02 May 2007

Pegs and Wizcom - Last Gasp II

Yes folks the old models are dropping like flies. In my humble opinion, here is another one that will soon be biting the dust...

Pegasus - whose CEO was once called a very derogatory name in public by one of his big customers - has JUST managed to scrape through and get enough cash in the till with a recent offering. Not wishing to even hide their intent on cashing out - the current investors made it very clear they wanted the cash for themselves - oh yes and to buy out Wizcom from Blackstone. This they have managed to do.

But life isn’t so rosy. Pegasus revenues have been falling for some time. Its customers and suppliers are defecting and its business is not as relevant as it once was.

I feel very strongly that despite the underlying trend of disintermediation the team at Pegasus made a mistake many years ago when they didnt develop a solution for Wide Area Availability (aka Availability Search). Hoping to capitalize on what was then a monopoly - they refused to address the question. Well now they will pay the piper.

Their relevance is no longer as strong as fragmentation and bypass are the order of the day. Pegs can no longer rely on the GDSs nor their supply side partners.

I would like to put to rest one awful truth out there about the GDS being a higher yield market for Hotels. While this is technically true it comes at a price:

1. The product/content served up is pretty poor.
2. The technology sucks.
3. Travel Agents are in the main lazy and don’t look hard if the product is not available easily via the GDS.

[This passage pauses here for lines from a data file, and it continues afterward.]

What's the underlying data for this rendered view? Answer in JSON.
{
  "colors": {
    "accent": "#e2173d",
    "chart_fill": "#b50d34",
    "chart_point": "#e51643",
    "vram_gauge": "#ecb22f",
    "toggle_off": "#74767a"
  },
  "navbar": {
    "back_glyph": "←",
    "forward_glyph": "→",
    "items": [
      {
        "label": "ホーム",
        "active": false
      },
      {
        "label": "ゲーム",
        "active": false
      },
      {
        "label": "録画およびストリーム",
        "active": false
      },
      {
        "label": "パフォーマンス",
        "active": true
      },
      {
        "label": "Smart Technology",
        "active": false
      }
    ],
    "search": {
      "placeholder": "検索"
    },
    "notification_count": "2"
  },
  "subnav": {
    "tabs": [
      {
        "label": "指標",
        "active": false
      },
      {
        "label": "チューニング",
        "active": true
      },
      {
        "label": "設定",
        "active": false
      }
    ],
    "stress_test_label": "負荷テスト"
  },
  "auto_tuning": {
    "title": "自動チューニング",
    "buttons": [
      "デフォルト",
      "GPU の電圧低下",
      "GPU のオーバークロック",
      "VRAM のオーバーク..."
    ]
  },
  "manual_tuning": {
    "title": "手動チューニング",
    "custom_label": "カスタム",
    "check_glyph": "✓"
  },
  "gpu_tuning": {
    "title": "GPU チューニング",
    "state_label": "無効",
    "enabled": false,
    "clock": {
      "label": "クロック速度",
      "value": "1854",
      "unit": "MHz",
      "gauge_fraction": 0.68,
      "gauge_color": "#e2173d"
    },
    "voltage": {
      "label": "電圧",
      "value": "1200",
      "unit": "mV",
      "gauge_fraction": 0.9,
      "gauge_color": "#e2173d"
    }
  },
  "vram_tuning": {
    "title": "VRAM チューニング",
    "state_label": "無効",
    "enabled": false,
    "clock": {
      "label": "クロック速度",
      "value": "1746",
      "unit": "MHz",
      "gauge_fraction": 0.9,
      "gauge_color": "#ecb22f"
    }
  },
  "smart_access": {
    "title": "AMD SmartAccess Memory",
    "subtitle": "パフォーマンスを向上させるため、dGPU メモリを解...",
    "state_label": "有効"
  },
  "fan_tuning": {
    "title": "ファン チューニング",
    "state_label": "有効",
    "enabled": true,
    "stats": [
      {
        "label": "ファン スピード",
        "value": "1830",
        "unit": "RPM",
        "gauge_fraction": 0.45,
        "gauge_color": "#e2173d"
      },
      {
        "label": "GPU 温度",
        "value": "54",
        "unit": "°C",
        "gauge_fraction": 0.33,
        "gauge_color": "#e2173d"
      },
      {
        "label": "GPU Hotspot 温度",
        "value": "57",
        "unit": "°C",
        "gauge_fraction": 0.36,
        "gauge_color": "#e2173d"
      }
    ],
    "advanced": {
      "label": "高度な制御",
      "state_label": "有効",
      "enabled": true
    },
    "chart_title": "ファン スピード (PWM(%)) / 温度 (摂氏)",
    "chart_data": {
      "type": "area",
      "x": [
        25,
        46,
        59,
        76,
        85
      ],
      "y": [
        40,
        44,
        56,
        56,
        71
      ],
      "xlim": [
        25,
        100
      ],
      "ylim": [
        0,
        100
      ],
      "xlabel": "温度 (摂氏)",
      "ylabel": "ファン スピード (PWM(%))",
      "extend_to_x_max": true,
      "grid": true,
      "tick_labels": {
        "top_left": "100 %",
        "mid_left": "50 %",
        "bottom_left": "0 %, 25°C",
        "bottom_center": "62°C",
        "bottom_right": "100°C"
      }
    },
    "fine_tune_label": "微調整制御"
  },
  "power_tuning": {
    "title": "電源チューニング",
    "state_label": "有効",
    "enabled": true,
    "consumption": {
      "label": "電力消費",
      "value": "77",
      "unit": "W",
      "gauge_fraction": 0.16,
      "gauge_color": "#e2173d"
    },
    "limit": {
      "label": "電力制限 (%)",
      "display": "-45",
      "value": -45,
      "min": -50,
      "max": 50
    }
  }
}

Consequently the premium paid by users for hotels booked via the GDS Travel Agency (TMC type) bookings versus those booked using Pegasus linked to say and OTA such as Expedia has been of the order 20%+ (source TravelClick). But this is an unnatural act. In today's tight market for product (with occupancy levels at historic highs) this is unsustainable. The hoteliers got VERY smart in recent years and manage now to have the upper hand. Pegasus is largely irrelevant and their total share of the market is falling.

As bypass of different types occurs and fragmentation is the order of the day it is not just Pegs Switch business that suffers but the other pieces also. The rep business has seen significant erosion due to new players at cheaper rates and better services/technologies emerge.

Even the HCC business is coming under fire - without the ubiquity of the Switch carrying all Travel intermediary business - the value of the switch based HCC counting falls away. Perot is the beneficiary of this.

So good luck to Mike and John as the struggle to hold on to the business. There are already more holes in the dyke than you have fingers...



No comments: